    • Protein goal: 50-60g
    • Chewable MVI + Ca

32. Post-Surgical Nutrition& Exercise

  • RD seen frequently
    • 1m 3m 6m 1yr
  • Exercise
    • No heavy lifting or exercise 6-8wks post-op
    • Walking daily OK, encouraged
    • After cleared, strength training important to help skin stretch back
    • Helps with weight loss in the long run

33. When Surgery and Follow-Up Go Well 34. Efficacy of Bariatric Surgery for Weight Loss

  • Mean percentage excess weight loss:
    • 61.2% - All Patients
    • 47.5% - Gastric Banding
    • 61.6% - Gastric Bypass
    • 68.2% - Gastroplasty
    • 70.1% - BPD or duodenal switch
  • *Buchwald H, et al.Bariatric Surgery: A Systematic Review and Meta-analysis.JAMA, 14:1724-37, 2004

35.

  • Human body regulates nutrient intake over time by secreting hormones
  • Over 40 hormones play a role in regulation of feeding.

Roux-en-Y: Metabolic Sequelae 36. Roux-en-Y: Metabolic Sequelae

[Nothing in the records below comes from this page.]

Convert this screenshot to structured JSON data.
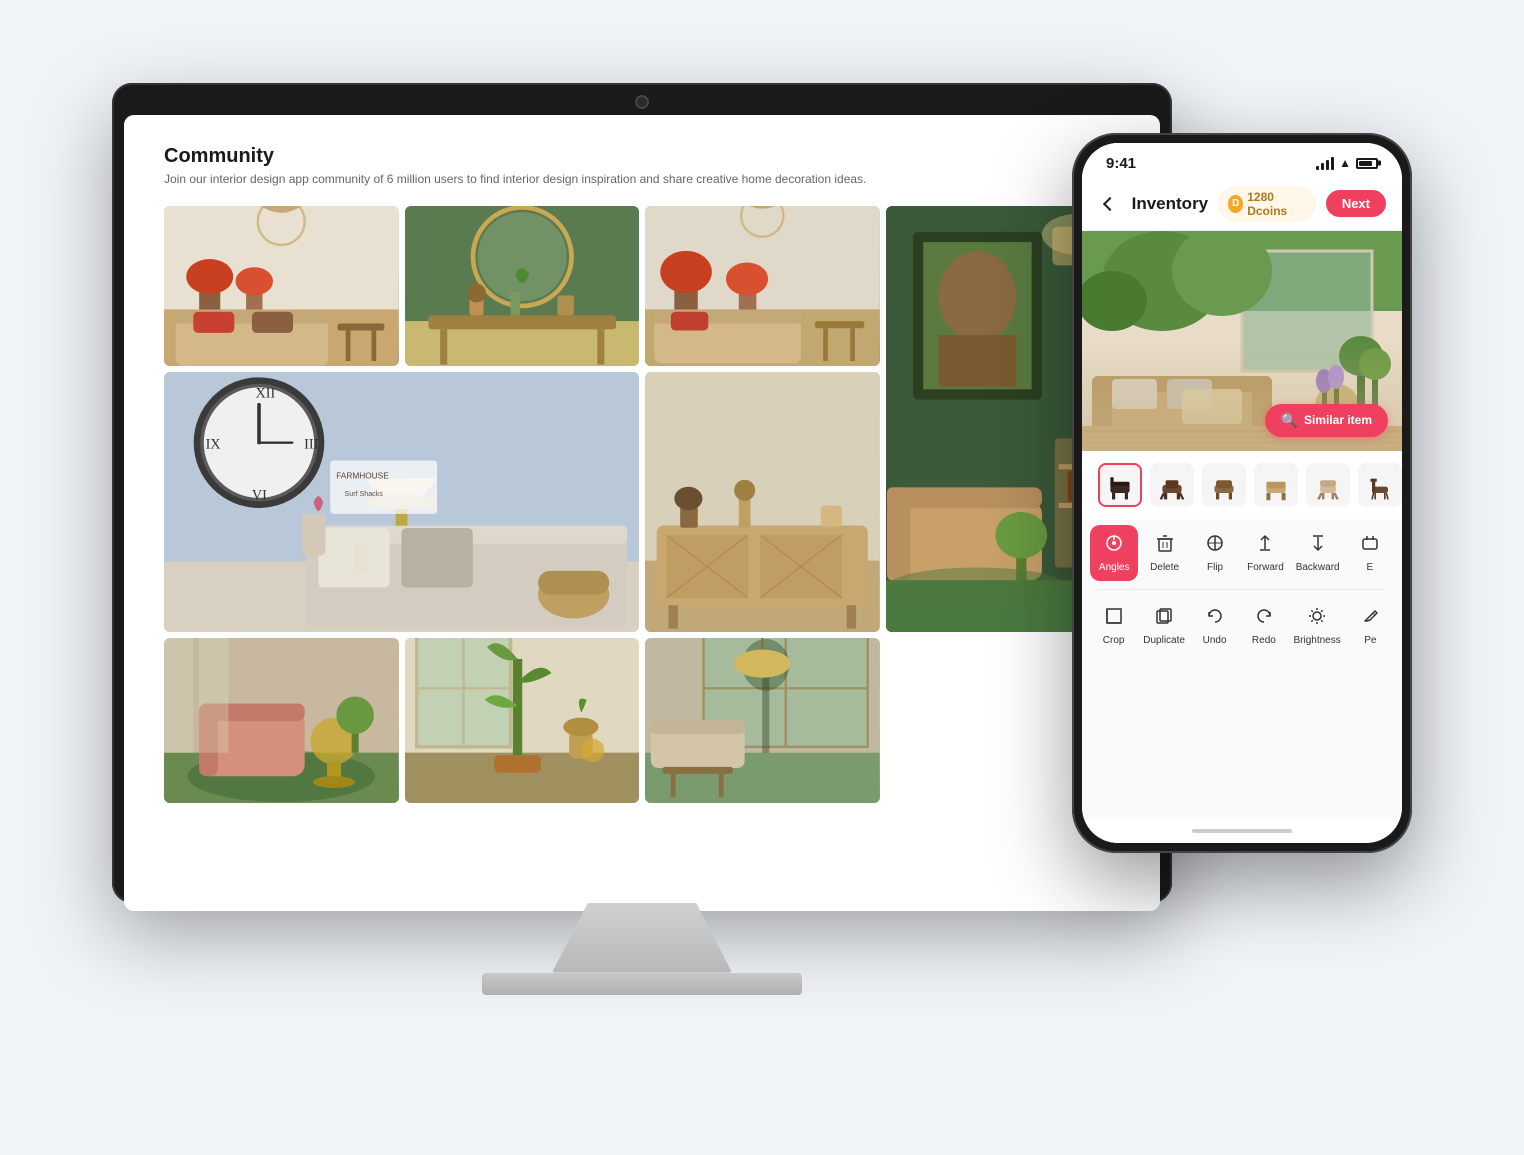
{
  "page": {
    "bg_color": "#f0f4f8"
  },
  "monitor": {
    "screen": {
      "title": "Community",
      "subtitle": "Join our interior design app community of 6 million users to find interior design inspiration and share creative home decoration ideas.",
      "grid_images": [
        {
          "id": 1,
          "alt": "Autumn living room with flowers",
          "class": "cell-autumn-living"
        },
        {
          "id": 2,
          "alt": "Green console with round mirror",
          "class": "cell-green-console"
        },
        {
          "id": 3,
          "alt": "Autumn room with orange flowers",
          "class": "cell-autumn-room"
        },
        {
          "id": 4,
          "alt": "Dark portrait room with lamp",
          "class": "cell-dark-portrait",
          "tall": true
        },
        {
          "id": 5,
          "alt": "Farmhouse bedroom styling",
          "class": "cell-farmhouse",
          "wide": true
        },
        {
          "id": 6,
          "alt": "Cane sideboard",
          "class": "cell-cane-sideboard"
        },
        {
          "id": 7,
          "alt": "Pink lounge chair",
          "class": "cell-lounge"
        },
        {
          "id": 8,
          "alt": "Plants corner with decor",
          "class": "cell-plants-corner"
        },
        {
          "id": 9,
          "alt": "Dining room",
          "class": "cell-dining"
        }
      ]
    }
  },
  "phone": {
    "status_bar": {
      "time": "9:41",
      "signal": "signal",
      "wifi": "wifi",
      "battery": "battery"
    },
    "nav": {
      "back_label": "back",
      "title": "Inventory",
      "dcoins": "1280 Dcoins",
      "next_label": "Next"
    },
    "similar_btn_label": "Similar item",
    "thumbnails": [
      {
        "id": 1,
        "label": "chair variant 1"
      },
      {
        "id": 2,
        "label": "chair variant 2"
      },
      {
        "id": 3,
        "label": "chair variant 3"
      },
      {
        "id": 4,
        "label": "chair variant 4"
      },
      {
        "id": 5,
        "label": "chair variant 5"
      },
      {
        "id": 6,
        "label": "chair variant 6"
      }
    ],
    "tools_row1": [
      {
        "id": "angles",
        "label": "Angles",
        "icon": "🐾",
        "active": true
      },
      {
        "id": "delete",
        "label": "Delete",
        "icon": "🗑"
      },
      {
        "id": "flip",
        "label": "Flip",
        "icon": "⊗"
      },
      {
        "id": "forward",
        "label": "Forward",
        "icon": "↑"
      },
      {
        "id": "backward",
        "label": "Backward",
        "icon": "↓"
      },
      {
        "id": "extra1",
        "label": "E",
        "icon": "⋯"
      }
    ],
    "tools_row2": [
      {
        "id": "crop",
        "label": "Crop",
        "icon": "⬜"
      },
      {
        "id": "duplicate",
        "label": "Duplicate",
        "icon": "⧉"
      },
      {
        "id": "undo",
        "label": "Undo",
        "icon": "↩"
      },
      {
        "id": "redo",
        "label": "Redo",
        "icon": "↪"
      },
      {
        "id": "brightness",
        "label": "Brightness",
        "icon": "☀"
      },
      {
        "id": "extra2",
        "label": "Pe",
        "icon": "✏"
      }
    ]
  }
}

  • Two types :
    • Satiety hormones
      • Short-term
      • Help regulate meal size; daily intake
      • Secretion decreases meal size; reduces time to stop
      • Includes (among others) cholecystokinin, amylin, glucagon-like-peptide 1 (GLP-1), enterostatin, and bombesin
    • Adiposity hormones
      • Long-term
      • Related to energy stores
      • Secretion delays onset of beginning of meal
      • Includes insulin, leptin

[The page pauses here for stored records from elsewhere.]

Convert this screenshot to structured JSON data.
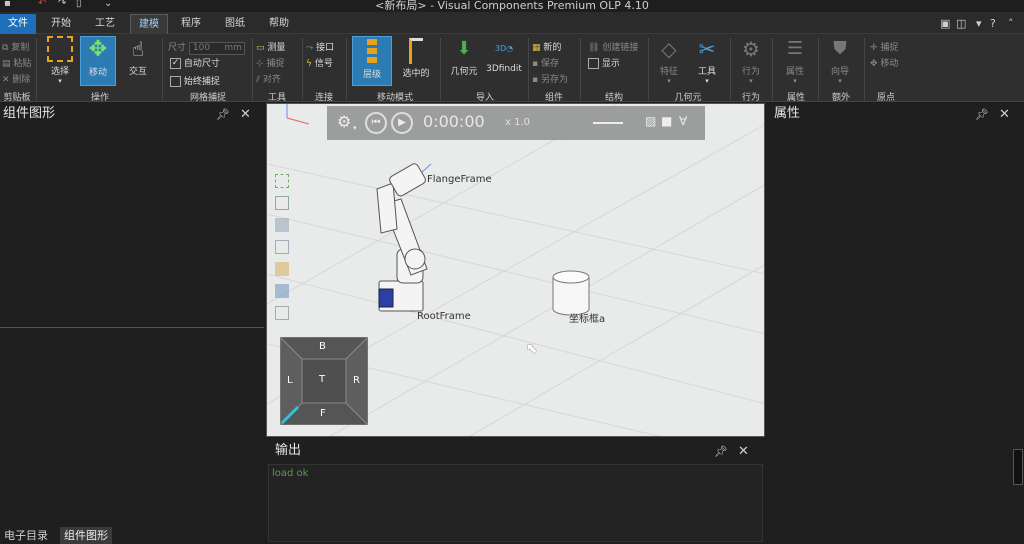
{
  "window": {
    "title": "<新布局> - Visual Components Premium OLP 4.10"
  },
  "menu": {
    "tabs": [
      "文件",
      "开始",
      "工艺",
      "建模",
      "程序",
      "图纸",
      "帮助"
    ],
    "active_tab": "建模"
  },
  "ribbon": {
    "clipboard": {
      "label": "剪贴板",
      "copy": "复制",
      "paste": "粘贴",
      "delete": "删除"
    },
    "operate": {
      "label": "操作",
      "select": "选择",
      "move": "移动",
      "interact": "交互"
    },
    "grid_snap": {
      "label": "网格捕捉",
      "size_label": "尺寸",
      "size_value": "100",
      "size_unit": "mm",
      "auto_size": "自动尺寸",
      "always_snap": "始终捕捉"
    },
    "tools": {
      "label": "工具",
      "measure": "测量",
      "capture": "捕捉",
      "align": "对齐"
    },
    "connect": {
      "label": "连接",
      "interface": "接口",
      "signal": "信号"
    },
    "move_mode": {
      "label": "移动模式",
      "hierarchy": "层级",
      "selected": "选中的"
    },
    "import": {
      "label": "导入",
      "geometry": "几何元",
      "3dfindit": "3Dfindit"
    },
    "component": {
      "label": "组件",
      "new": "新的",
      "save": "保存",
      "save_as": "另存为"
    },
    "structure": {
      "label": "结构",
      "create_link": "创建链接",
      "show": "显示"
    },
    "geometry": {
      "label": "几何元",
      "feature": "特征",
      "tools": "工具"
    },
    "behavior": {
      "label": "行为",
      "behavior": "行为"
    },
    "properties": {
      "label": "属性",
      "props": "属性"
    },
    "extra": {
      "label": "额外",
      "wizard": "向导"
    },
    "origin": {
      "label": "原点",
      "capture": "捕捉",
      "move": "移动"
    }
  },
  "left_panel": {
    "title": "组件图形"
  },
  "right_panel": {
    "title": "属性"
  },
  "viewport": {
    "time": "0:00:00",
    "speed": "x 1.0",
    "labels": {
      "flange": "FlangeFrame",
      "root": "RootFrame",
      "frame": "坐标框a"
    },
    "navcube": {
      "top": "B",
      "center": "T",
      "left": "L",
      "right": "R",
      "bottom": "F"
    }
  },
  "output": {
    "title": "输出",
    "log": "load ok"
  },
  "bottom_tabs": [
    "电子目录",
    "组件图形"
  ],
  "colors": {
    "accent": "#1c6fb8",
    "active_button": "#2d7bb3",
    "log_text": "#5c9b4e",
    "viewport_bg": "#e9eaea"
  }
}
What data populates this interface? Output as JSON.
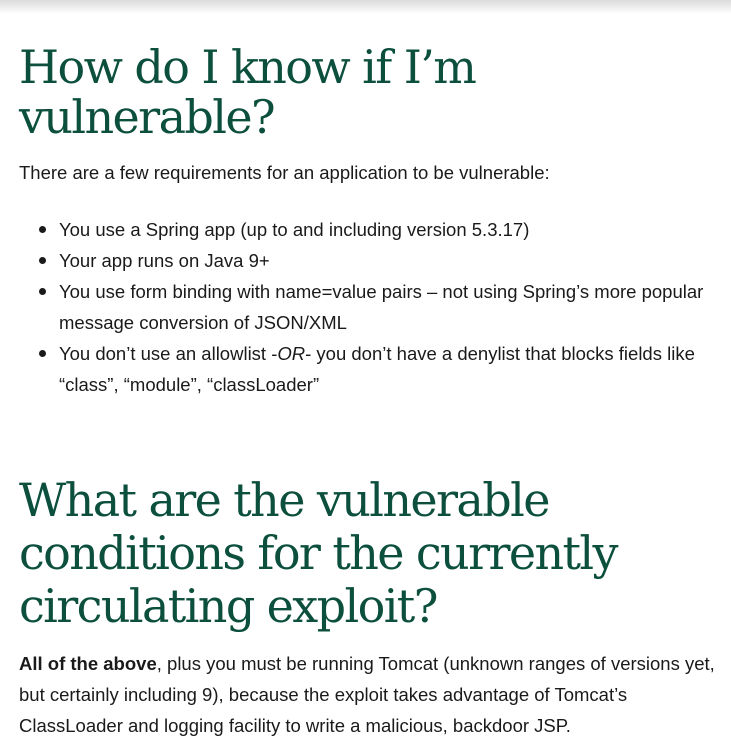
{
  "section1": {
    "heading": "How do I know if I’m vulnerable?",
    "intro": "There are a few requirements for an application to be vulnerable:",
    "requirements": [
      "You use a Spring app (up to and including version 5.3.17)",
      "Your app runs on Java 9+",
      "You use form binding with name=value pairs  – not using Spring’s more popular message conversion of JSON/XML"
    ],
    "allowlist_item": {
      "before": "You don’t use an allowlist -",
      "emphasis": "OR",
      "after": "- you don’t have a denylist that blocks fields like “class”, “module”, “classLoader”"
    }
  },
  "section2": {
    "heading": "What are the vulnerable conditions for the currently circulating exploit?",
    "bold_lead": "All of the above",
    "body": ", plus you must be running Tomcat (unknown ranges of versions yet, but certainly including 9), because the exploit takes advantage of Tomcat’s ClassLoader and logging facility to write a malicious, backdoor JSP."
  }
}
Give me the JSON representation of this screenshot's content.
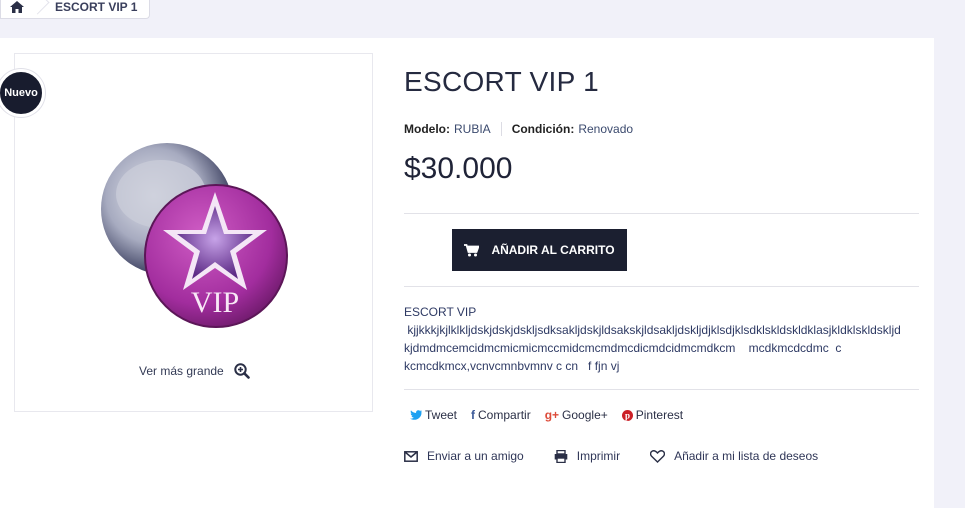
{
  "breadcrumb": {
    "current": "ESCORT VIP 1"
  },
  "product": {
    "badge": "Nuevo",
    "title": "ESCORT VIP 1",
    "model_label": "Modelo:",
    "model_value": "RUBIA",
    "condition_label": "Condición:",
    "condition_value": "Renovado",
    "price": "$30.000",
    "view_larger": "Ver más grande",
    "image_text": "VIP"
  },
  "cart": {
    "label": "AÑADIR AL CARRITO"
  },
  "description": {
    "lines": [
      "ESCORT VIP",
      " kjjkkkjkjlklkljdskjdskjdskljsdksakljdskjldsakskjldsakljdskljdjklsdjklsdklskldskldklasjkldklskldskljd",
      "kjdmdmcemcidmcmicmicmccmidcmcmdmcdicmdcidmcmdkcm    mcdkmcdcdmc  c",
      "kcmcdkmcx,vcnvcmnbvmnv c cn   f fjn vj"
    ]
  },
  "social": {
    "tweet": "Tweet",
    "share": "Compartir",
    "google": "Google+",
    "pinterest": "Pinterest",
    "colors": {
      "twitter": "#1da1f2",
      "facebook": "#3b5998",
      "google": "#dd4b39",
      "pinterest": "#cb2027"
    }
  },
  "actions": {
    "send_friend": "Enviar a un amigo",
    "print": "Imprimir",
    "wishlist": "Añadir a mi lista de deseos"
  },
  "icons": [
    "home-icon",
    "zoom-in-icon",
    "cart-icon",
    "twitter-icon",
    "facebook-icon",
    "google-plus-icon",
    "pinterest-icon",
    "envelope-icon",
    "print-icon",
    "heart-icon"
  ]
}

37. Roux-en-Y: Metabolic Sequelae

  • Also of note isghrelin,the endogenous ligand for the growth hormone secretagogue receptor
  • Mostly secreted in the fundus of the stomach (part bypassed in RYGB)
  • Contrary to satiety hormones, ghrelin is orexigenic i.e., increases appetite (fasting increases levels)

38. Roux-en-Y: Metabolic Sequelae

  • Plasma ghrelin normally increases after non-surgical weight loss
    • This supports long-term w